Oh, and I’m trying to foster healthy eating habits…yeah, that’s what I meant. Everything in moderation!
And then I catch myself polishing off my third glass of wine late at night after the kids have gone to bed. It doesn’t count as hypocrisy if I’m not caught…right?
3. I tell my children how essential it is to be polite to everyone. Manners are important, and we should try to be civil and courteous even when it’s hard. It’s one of the things that separates us from the animals. You don’t hear dogs and bears and coyotes saying “Thank you” or holding doors for the person behind them.
And then I shout obscenities at the driver of the BMW that just pulled out in front of me.
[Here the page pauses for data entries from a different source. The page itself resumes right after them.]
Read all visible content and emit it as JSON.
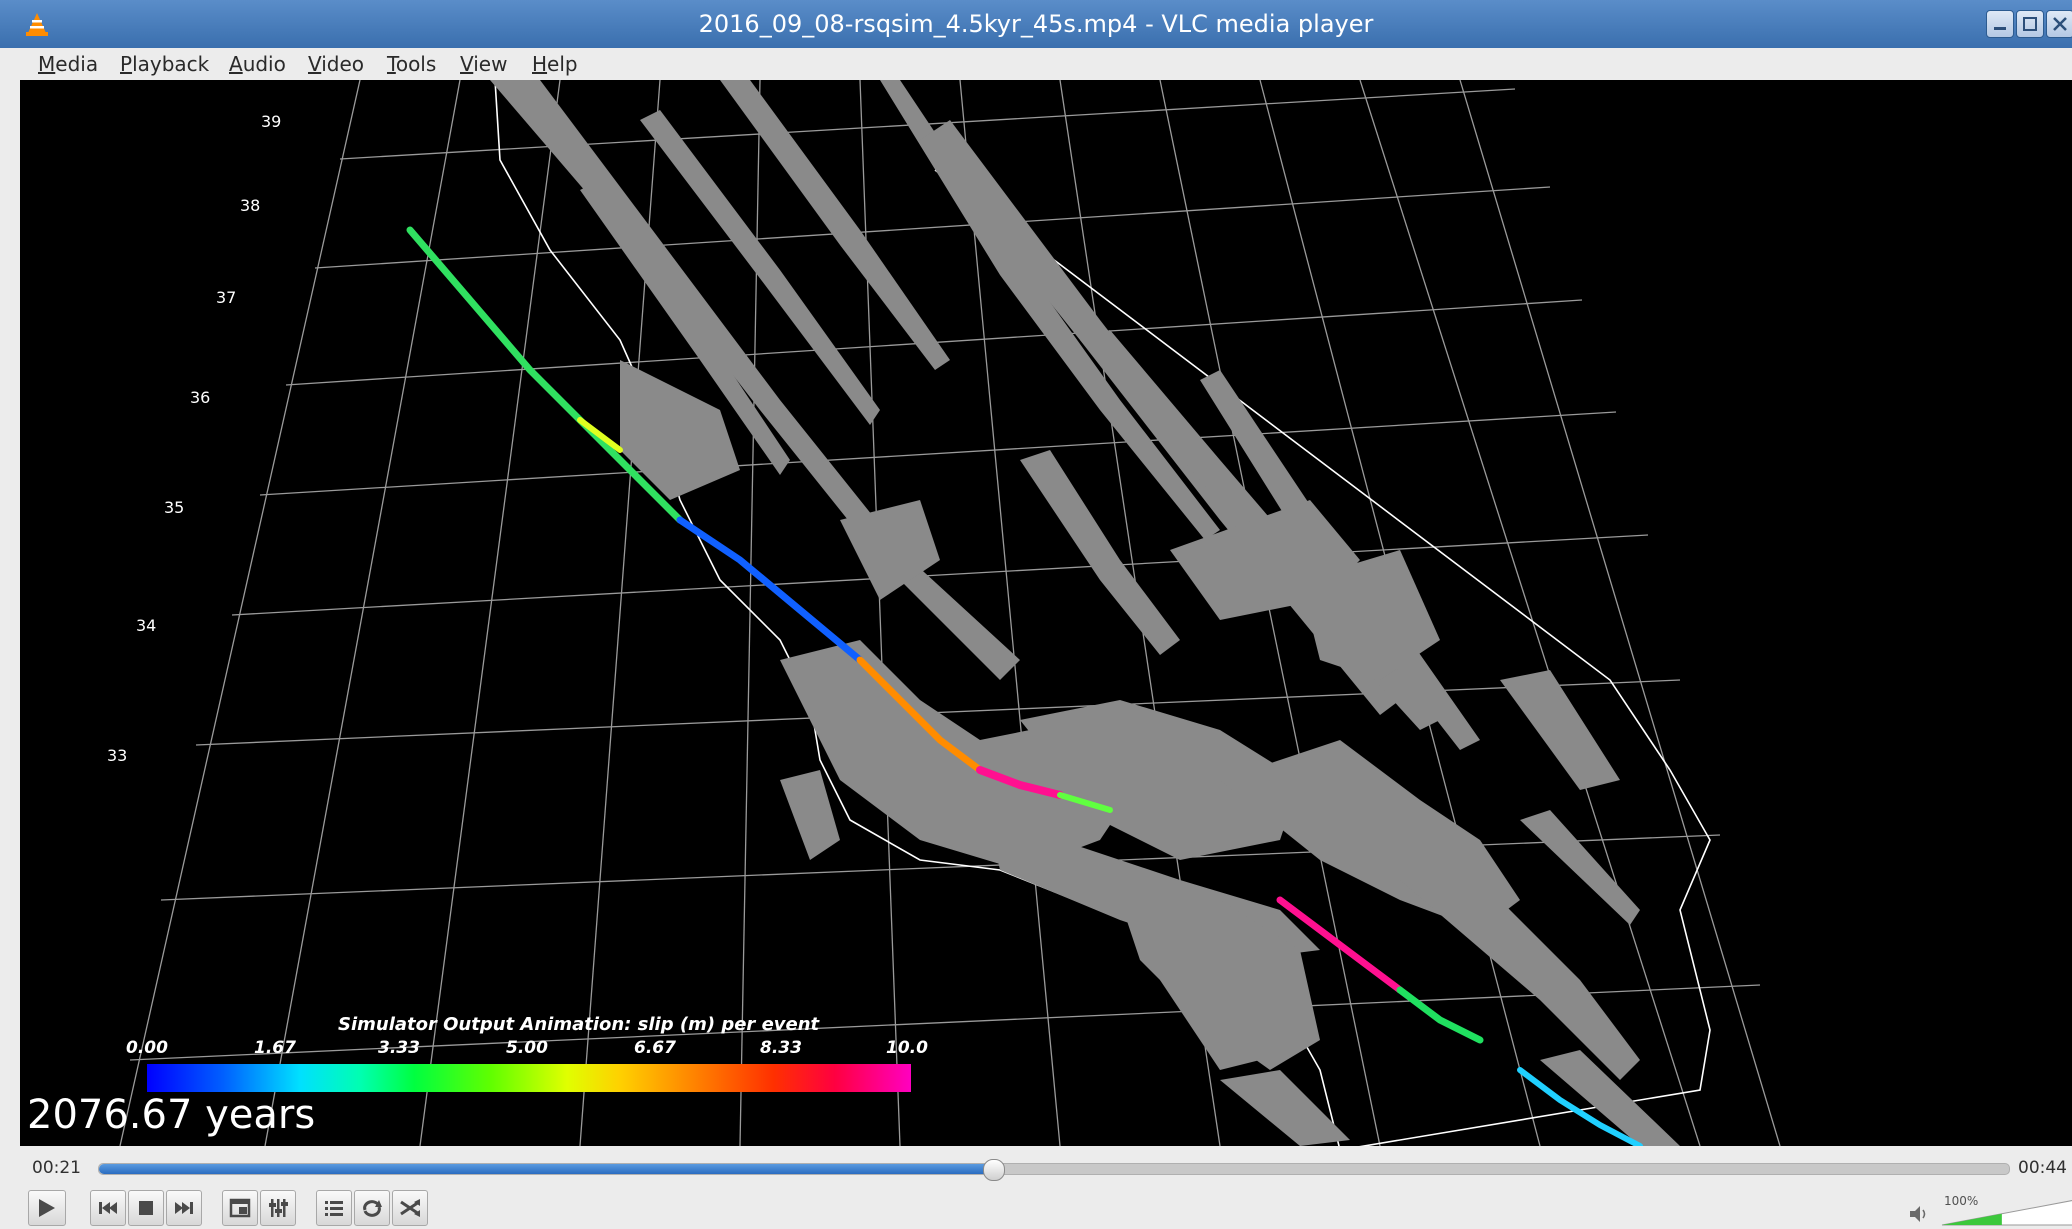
{
  "window": {
    "title": "2016_09_08-rsqsim_4.5kyr_45s.mp4 - VLC media player",
    "app_icon": "vlc-cone-icon",
    "controls": [
      "minimize-icon",
      "maximize-icon",
      "close-icon"
    ]
  },
  "menubar": {
    "items": [
      {
        "label": "Media",
        "mnemonic": "M",
        "rest": "edia"
      },
      {
        "label": "Playback",
        "mnemonic": "P",
        "rest": "layback"
      },
      {
        "label": "Audio",
        "mnemonic": "A",
        "rest": "udio"
      },
      {
        "label": "Video",
        "mnemonic": "V",
        "rest": "ideo"
      },
      {
        "label": "Tools",
        "mnemonic": "T",
        "rest": "ools"
      },
      {
        "label": "View",
        "mnemonic": "V",
        "rest": "iew"
      },
      {
        "label": "Help",
        "mnemonic": "H",
        "rest": "elp"
      }
    ]
  },
  "video": {
    "colorbar_title": "Simulator Output Animation: slip (m) per event",
    "colorbar_ticks": [
      "0.00",
      "1.67",
      "3.33",
      "5.00",
      "6.67",
      "8.33",
      "10.0"
    ],
    "time_overlay": "2076.67 years",
    "latitude_labels": [
      "39",
      "38",
      "37",
      "36",
      "35",
      "34",
      "33"
    ]
  },
  "playback": {
    "elapsed": "00:21",
    "total": "00:44",
    "progress_fraction": 0.468
  },
  "toolbar": {
    "buttons": [
      "play-icon",
      "previous-icon",
      "stop-icon",
      "next-icon",
      "fullscreen-icon",
      "extended-settings-icon",
      "playlist-icon",
      "loop-icon",
      "shuffle-icon"
    ]
  },
  "volume": {
    "label": "100%",
    "level_fraction": 1.0
  },
  "colors": {
    "titlebar": "#4a7fbf",
    "chrome": "#ececec",
    "seek_fill": "#3a7fd0",
    "fault_gray": "#8a8a8a"
  }
}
4. I stress to the children how important it is to put away their things. In a family of six, if everyone just left their stuff lying around, what kind of condition would this house be in? It would be horrible. No one wants to live with that kind of disorder. So make sure you pick up your dirty laundry off the floor and put away your toys and books and craft supplies when you’re done with them.
Meanwhile, my dirty socks are laying on the floor next to the computer desk…from two days ago. Oh, and the clean laundry is unfolded…laying in piles…all over the house.
5. I don’t want the children spending long hours in front of the television. “There are much better things to do with your time,” I tell them. “Go outside. Get some fresh air. Read a book.” I try to convince them that they don’t need to waste time in such a mindless form of entertainment. Seriously, have you seen some of the kids’ programming? It’s just a bunch of silly people making stupid jokes.
But I’ve checked Facebook at least 6 times today…and it’s only 2:30. I sure do love a good Grumpy Cat meme.
6. And speaking of Facebook, I’ve lectured to my teens about the importance of being super careful of everything they post on social media. That stuff stays out there forever. Once you send it out, you can’t get it back. In fact you should keep most things to yourself. You don’t want too much personal information out there. It’s just not safe.
And I write a mom blog.